Some of the thousands of students who descend on the mountain village of Kakopetria over the winter months are ‘terrorising’ the villagers, the community leader said on Monday, complaining that all too often they destroy private property and cause a public nuisance.
Parents’ groups meanwhile have said they’re worried about what they say is the widespread use of drugs, alcohol and the morning-after pill by students on their weekend trips.
Approximately 10,000 students are expected to visit Kakopetria over the next three months.
“The situation has got out of control,” the president of the confederation of organised parents, Kyriakos Nikiforou, told state broadcaster Cybc on Monday.
He said students often consume large quantities of drugs and alcohol, while some have been found to be in possession of weapons such as baseball bats and brass knuckledusters.
During these trips, Nikiforou added, there is also a significant increase in the purchase of ‘morning-after pills’ to avert potential unwanted pregnancies.
“The police are informed and ready, and arrests will be made if deemed necessary,” Nikiforou warned.
Police have made a number of arrests in the past over deviant behaviour during student trips to the mountains, with the most recent arrest occurring last weekend, when police found one joint in a room rented out by students, according to police spokesman Andreas Angelides.
Kakopetria community leader Ioannis Iakovides told Cybc that these trips often constitute “a source of terrorism” for the local villagers.
He said that with all the drugs and alcohol the students consume they often cause a public nuisance, and destroy private property. He confirmed that there is a pronounced increase in the purchase of the ‘morning-after pill’ from pharmacies in the mountain communities during the winter weekends.
But he acknowledged the welcome source of income the students provide.
“The bulk of students visiting Kakopetria are an important source of income for the village,” Iakovides said, “and many businesses are kept alive just by these trips.”
“The ‘good’ tourism is welcome in our village,” Iakovides added, “but we don’t want the bad kind of tourism, in which locals are deprived of sleep and often find their property damaged.”
Education minister Costas Hambiaouris also waded into the debate on Monday.

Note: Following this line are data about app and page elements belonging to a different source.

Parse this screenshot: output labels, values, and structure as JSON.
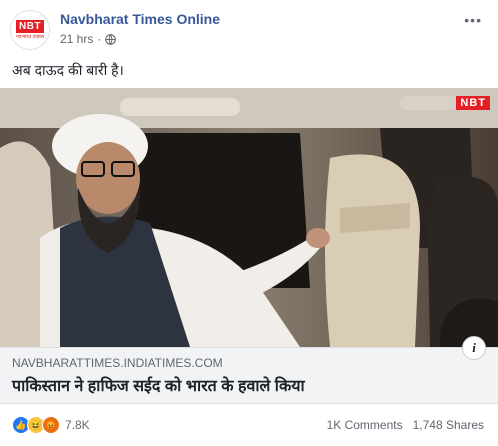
{
  "page": {
    "name": "Navbharat Times Online",
    "time": "21 hrs",
    "separator": "·",
    "avatar_logo": "NBT",
    "avatar_sub": "नवभारत टाइम्स"
  },
  "post": {
    "caption": "अब दाऊद की बारी है।",
    "image_badge": "NBT",
    "link_domain": "NAVBHARATTIMES.INDIATIMES.COM",
    "link_title": "पाकिस्तान ने हाफिज सईद को भारत के हवाले किया"
  },
  "footer": {
    "reaction_count": "7.8K",
    "comments": "1K Comments",
    "shares": "1,748 Shares"
  },
  "icons": {
    "globe": "globe-icon",
    "more": "more-options-icon",
    "info": "info-icon",
    "like": "like-reaction-icon",
    "haha": "haha-reaction-icon",
    "angry": "angry-reaction-icon"
  },
  "colors": {
    "brand_red": "#e41f26",
    "link_blue": "#365899",
    "meta_gray": "#616770"
  },
  "glyphs": {
    "more": "•••",
    "info": "i",
    "like": "👍",
    "haha": "😆",
    "angry": "😡"
  }
}
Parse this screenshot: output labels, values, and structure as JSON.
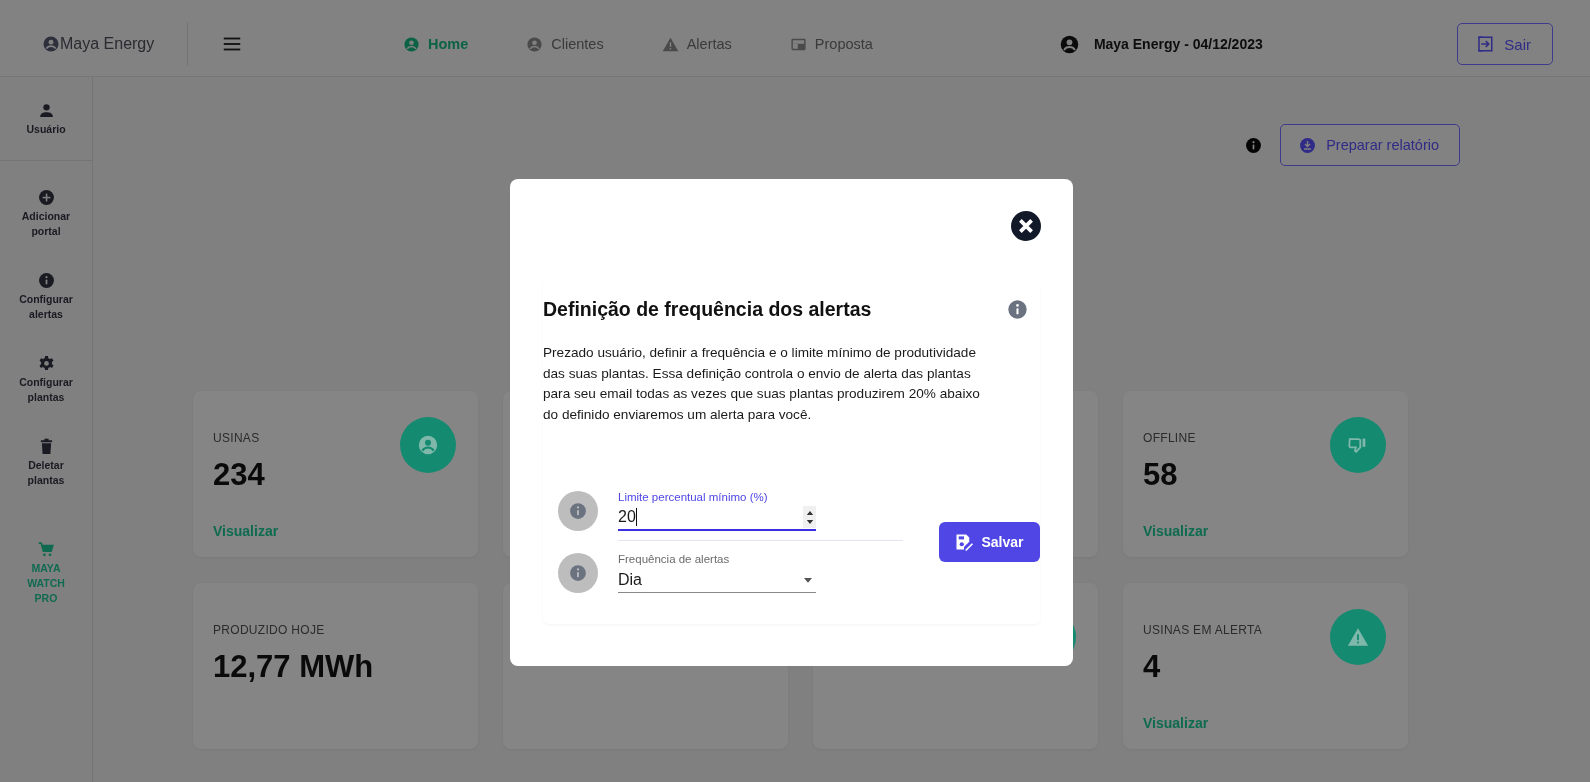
{
  "topbar": {
    "brand": "Maya Energy",
    "nav": [
      {
        "label": "Home",
        "selected": true
      },
      {
        "label": "Clientes",
        "selected": false
      },
      {
        "label": "Alertas",
        "selected": false
      },
      {
        "label": "Proposta",
        "selected": false
      }
    ],
    "account": "Maya Energy - 04/12/2023",
    "logout": "Sair"
  },
  "sidebar": {
    "sections": [
      {
        "items": [
          {
            "label": "Usuário",
            "highlighted": false
          }
        ]
      },
      {
        "items": [
          {
            "label": "Adicionar portal",
            "highlighted": false
          },
          {
            "label": "Configurar alertas",
            "highlighted": false
          },
          {
            "label": "Configurar plantas",
            "highlighted": false
          },
          {
            "label": "Deletar plantas",
            "highlighted": false
          },
          {
            "label": "MAYA WATCH PRO",
            "highlighted": true
          }
        ]
      }
    ]
  },
  "main": {
    "report_button": "Preparar relatório",
    "cards": [
      {
        "label": "USINAS",
        "value": "234",
        "link": "Visualizar"
      },
      {
        "label": "OFFLINE",
        "value": "58",
        "link": "Visualizar"
      },
      {
        "label": "PRODUZIDO HOJE",
        "value": "12,77 MWh"
      },
      {
        "label": "USINAS EM ALERTA",
        "value": "4",
        "link": "Visualizar"
      }
    ]
  },
  "modal": {
    "title": "Definição de frequência dos alertas",
    "description": "Prezado usuário, definir a frequência e o limite mínimo de produtividade das suas plantas. Essa definição controla o envio de alerta das plantas para seu email todas as vezes que suas plantas produzirem 20% abaixo do definido enviaremos um alerta para você.",
    "fields": [
      {
        "kind": "number",
        "label": "Limite percentual mínimo (%)",
        "value": "20",
        "focused": true
      },
      {
        "kind": "select",
        "label": "Frequência de alertas",
        "value": "Dia",
        "focused": false
      }
    ],
    "save": "Salvar"
  }
}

“We have already discussed the issue with organised parents and we are working on finding the best way to prevent and tackle such incidents,” he said.
A call has been made to parents to refuse to sign the consent form handed out by the students organising the trips.
The cases of drug use by students during weekend mountain retreats have brought to the fore the issue of drug use in schools, with police requesting that school management staff do not hesitate to report such incidents, Cybc reported..
According to the education minister, this issue must be tackled holistically, with the cooperation of all involved parties, including the parents themselves.